This is a question that educators ask themselves (and each other every day). The fact is that we live in a world that is rapidly changing and the challenges our students will face in their workplace in the future will be based on problems we have not even identified yet.
Thus schools need to keep one eye on the future and another ensuring that we are giving our students strong foundational skills. If we are to take our crystal balls out and try to predict the future I think one very logical conclusion is that our students will be living in a world dealing with the issues caused by mass-scale industrialization. India, today has 7 of the 10 most polluted cities in the world and we still have a long way to go for our development. It is safe to say that future services and products will have to correct this course and thus it is imperative that we give our students a deeper understanding of sustainable living.
Thus teaching sustainability has not only become a requirement in schools today but is also synonymous with responsible citizenship. It is imperative that educational institutions teach sustainability through all possible aspects of life – be it through community living and agriculture to waste management and resource protection.
A few methods by which schools can teach sustainable development are:
Forming habits from a young age
Sustainability shouldn’t just be something that is taught, but instead something that should be inculcated into a person’s lifestyle. By putting these habits into the everyday lives of the kids, it becomes second nature to them. Young kids can be taught simple lessons like not wasting or turning off light and water when not in use, these are things that will become second nature to them in adulthood
Respect for the environment
Just as children are taught to respect their elders, they must also be taught to respect nature. They must be taught the value and importance of the environment and how we as humans can keep it safe.
Children can teach adults
What is learnt in school by kids is eventually transferred back to the elders – parents and family members, and can help drive the reverse education approach to responsible living, thus making an actual difference. The fact of the matter is that resources are limited, and like we balance our household budgets. We must balance our growth to ensure these resources are there for many generations.
This can only be done if the future generations are more conscious about their choices and have the concept of sustainable living rooted deep in them.
In conclusion sustainability development education must be practiced in our schools because its what our children need and what will help them be more responsible global citizens. It will continue to pass down to future generations.
After all, through sustainability development education, schools can be the real catalyst for change.

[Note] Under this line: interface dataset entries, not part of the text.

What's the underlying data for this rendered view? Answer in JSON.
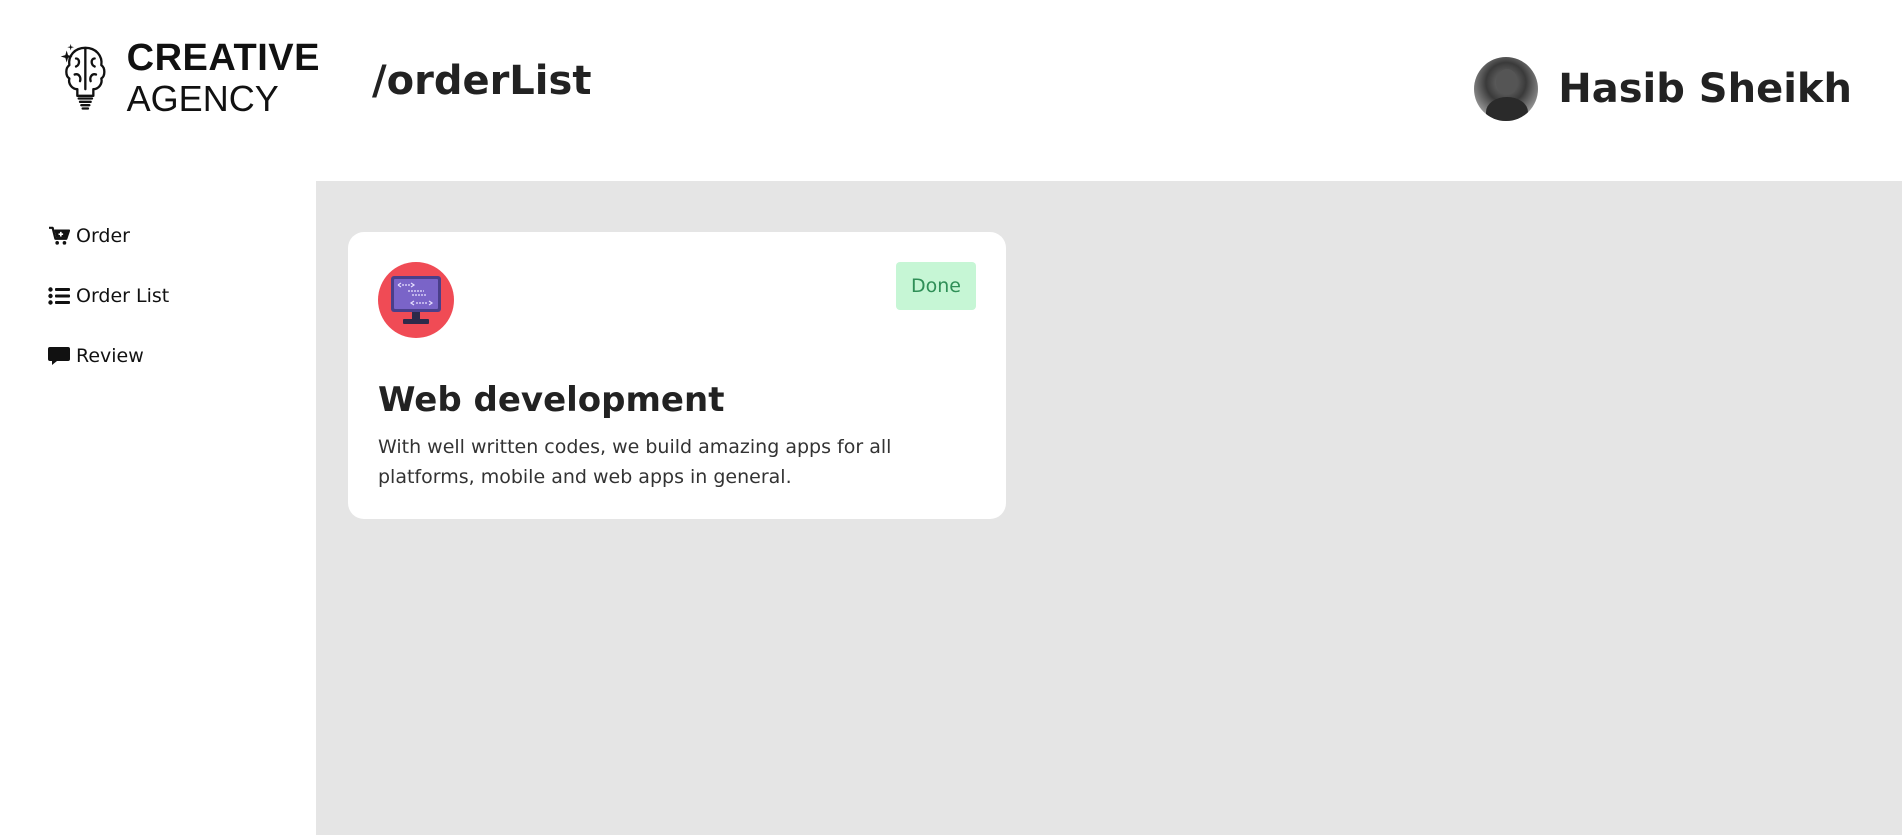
{
  "brand": {
    "line1": "CREATIVE",
    "line2": "AGENCY"
  },
  "header": {
    "path": "/orderList",
    "user_name": "Hasib Sheikh"
  },
  "sidebar": {
    "items": [
      {
        "label": "Order",
        "icon": "cart-plus-icon"
      },
      {
        "label": "Order List",
        "icon": "list-icon"
      },
      {
        "label": "Review",
        "icon": "comment-icon"
      }
    ]
  },
  "orders": [
    {
      "title": "Web development",
      "description": "With well written codes, we build amazing apps for all platforms, mobile and web apps in general.",
      "status": "Done",
      "icon": "web-development-monitor-icon"
    }
  ],
  "colors": {
    "main_bg": "#e5e5e5",
    "status_done_bg": "#c6f6d5",
    "status_done_text": "#2f8f57",
    "service_icon_bg": "#f04b55"
  }
}
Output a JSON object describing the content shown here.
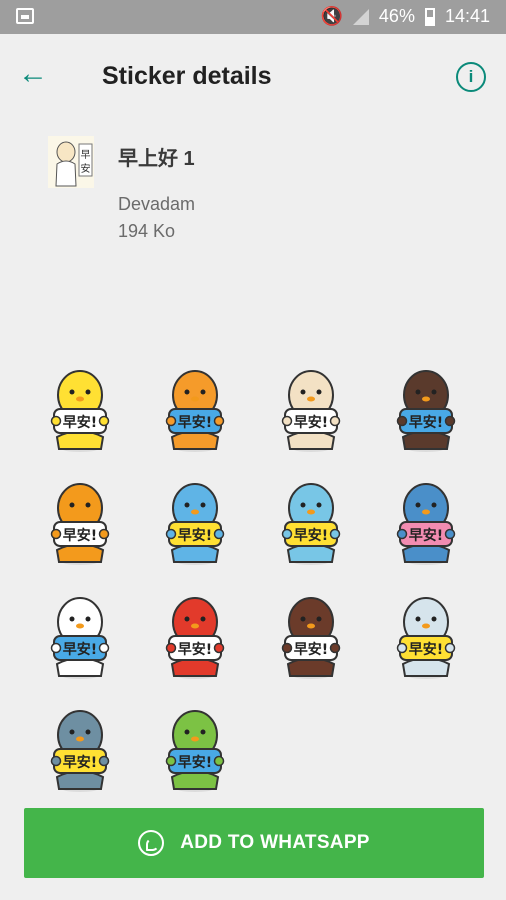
{
  "status_bar": {
    "battery": "46%",
    "time": "14:41",
    "icons": [
      "gallery-icon",
      "mute-icon",
      "signal-icon",
      "battery-icon"
    ]
  },
  "app_bar": {
    "title": "Sticker details",
    "back_icon": "arrow-back-icon",
    "info_icon": "info-icon",
    "accent": "#0b8a7a"
  },
  "pack": {
    "name": "早上好 1",
    "publisher": "Devadam",
    "size": "194 Ko"
  },
  "stickers": [
    {
      "name": "chick",
      "color": "#ffe033",
      "board": "white",
      "text": "早安!"
    },
    {
      "name": "tiger",
      "color": "#f59b2a",
      "board": "blue",
      "text": "早安!"
    },
    {
      "name": "pug",
      "color": "#f3e1c4",
      "board": "white",
      "text": "早安!"
    },
    {
      "name": "panda",
      "color": "#5a3a2c",
      "board": "blue",
      "text": "早安!"
    },
    {
      "name": "bear",
      "color": "#f39a1c",
      "board": "white",
      "text": "早安!"
    },
    {
      "name": "blue-rabbit",
      "color": "#5fb4e6",
      "board": "yellow",
      "text": "早安!"
    },
    {
      "name": "seal",
      "color": "#78c6e6",
      "board": "yellow",
      "text": "早安!"
    },
    {
      "name": "shark",
      "color": "#4a8fc9",
      "board": "pink",
      "text": "早安!"
    },
    {
      "name": "chicken",
      "color": "#ffffff",
      "board": "blue",
      "text": "早安!"
    },
    {
      "name": "octopus",
      "color": "#e23a2b",
      "board": "white",
      "text": "早安!"
    },
    {
      "name": "platypus",
      "color": "#6b3b2a",
      "board": "white",
      "text": "早安!"
    },
    {
      "name": "alien",
      "color": "#d6e4ec",
      "board": "yellow",
      "text": "早安!"
    },
    {
      "name": "owl",
      "color": "#6e8fa2",
      "board": "yellow",
      "text": "早安!"
    },
    {
      "name": "frog",
      "color": "#7cc244",
      "board": "blue",
      "text": "早安!"
    }
  ],
  "board_colors": {
    "white": "#ffffff",
    "blue": "#49a9e6",
    "yellow": "#ffe033",
    "pink": "#f28cb1"
  },
  "add_button": {
    "label": "ADD TO WHATSAPP",
    "icon": "whatsapp-icon",
    "color": "#44b54a"
  }
}
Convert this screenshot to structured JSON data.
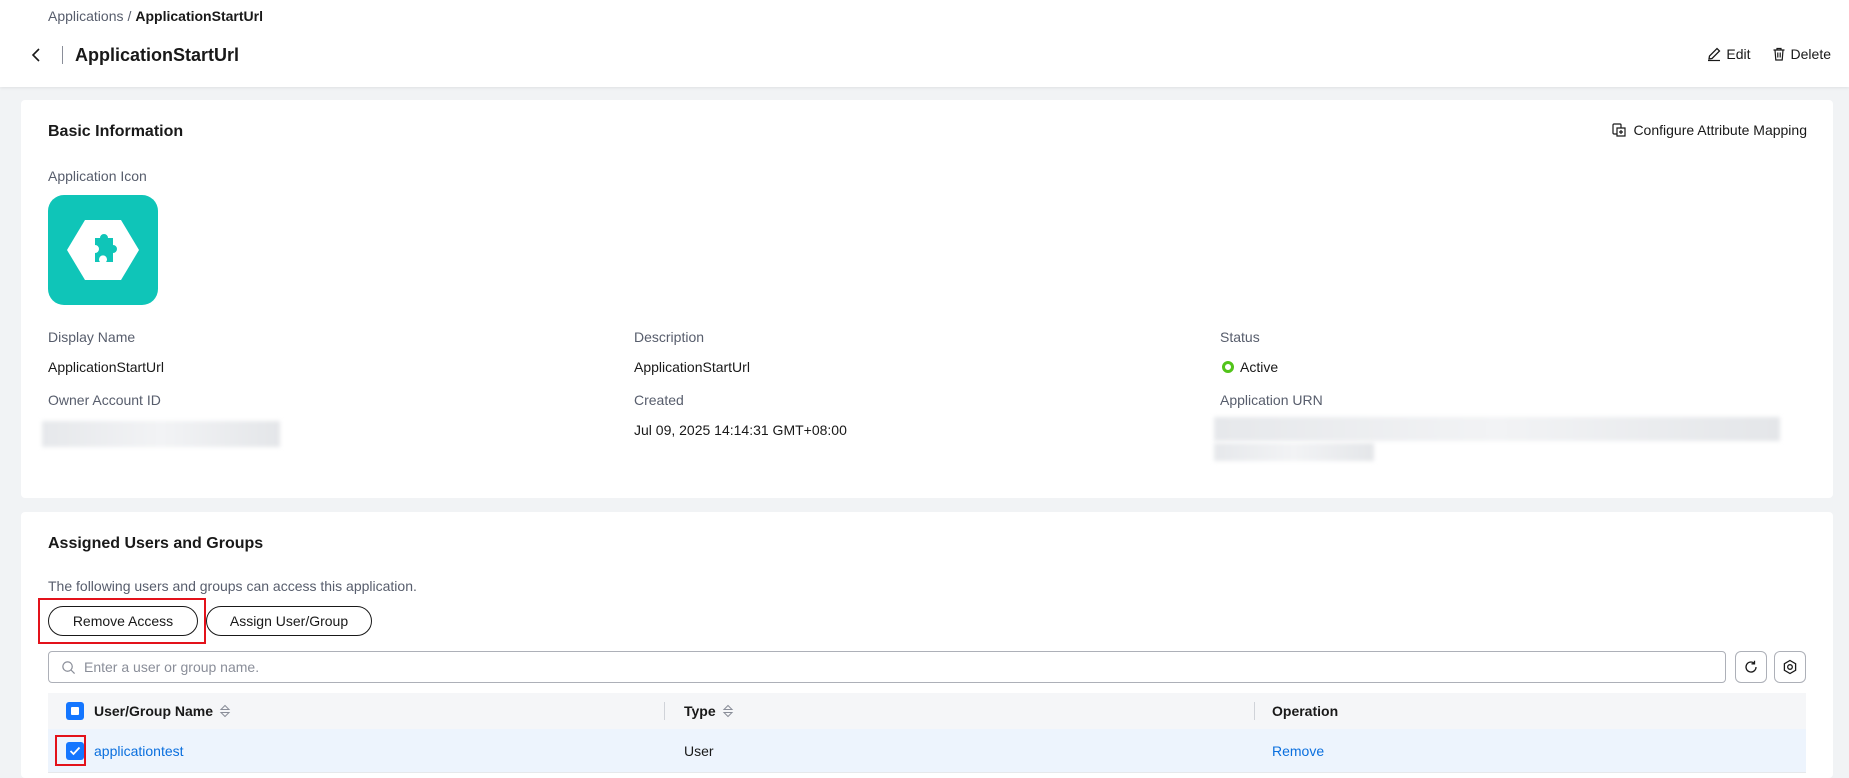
{
  "header": {
    "breadcrumb_root": "Applications",
    "breadcrumb_sep": "/",
    "breadcrumb_current": "ApplicationStartUrl",
    "title": "ApplicationStartUrl",
    "edit_label": "Edit",
    "delete_label": "Delete"
  },
  "basic": {
    "title": "Basic Information",
    "configure_label": "Configure Attribute Mapping",
    "icon_label": "Application Icon",
    "display_name_label": "Display Name",
    "display_name": "ApplicationStartUrl",
    "description_label": "Description",
    "description": "ApplicationStartUrl",
    "status_label": "Status",
    "status": "Active",
    "owner_label": "Owner Account ID",
    "created_label": "Created",
    "created": "Jul 09, 2025 14:14:31 GMT+08:00",
    "urn_label": "Application URN"
  },
  "assigned": {
    "title": "Assigned Users and Groups",
    "subtitle": "The following users and groups can access this application.",
    "remove_access_label": "Remove Access",
    "assign_label": "Assign User/Group",
    "search_placeholder": "Enter a user or group name.",
    "columns": [
      "User/Group Name",
      "Type",
      "Operation"
    ],
    "rows": [
      {
        "name": "applicationtest",
        "type": "User",
        "operation": "Remove"
      }
    ]
  },
  "colors": {
    "accent": "#1476ff",
    "app_icon": "#0fc5b8",
    "status_active": "#52c41a",
    "highlight_box": "#e3121b"
  }
}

(This article is written by Rohan Parikh, Managing Director of The Green Acres Academy for India Today here.)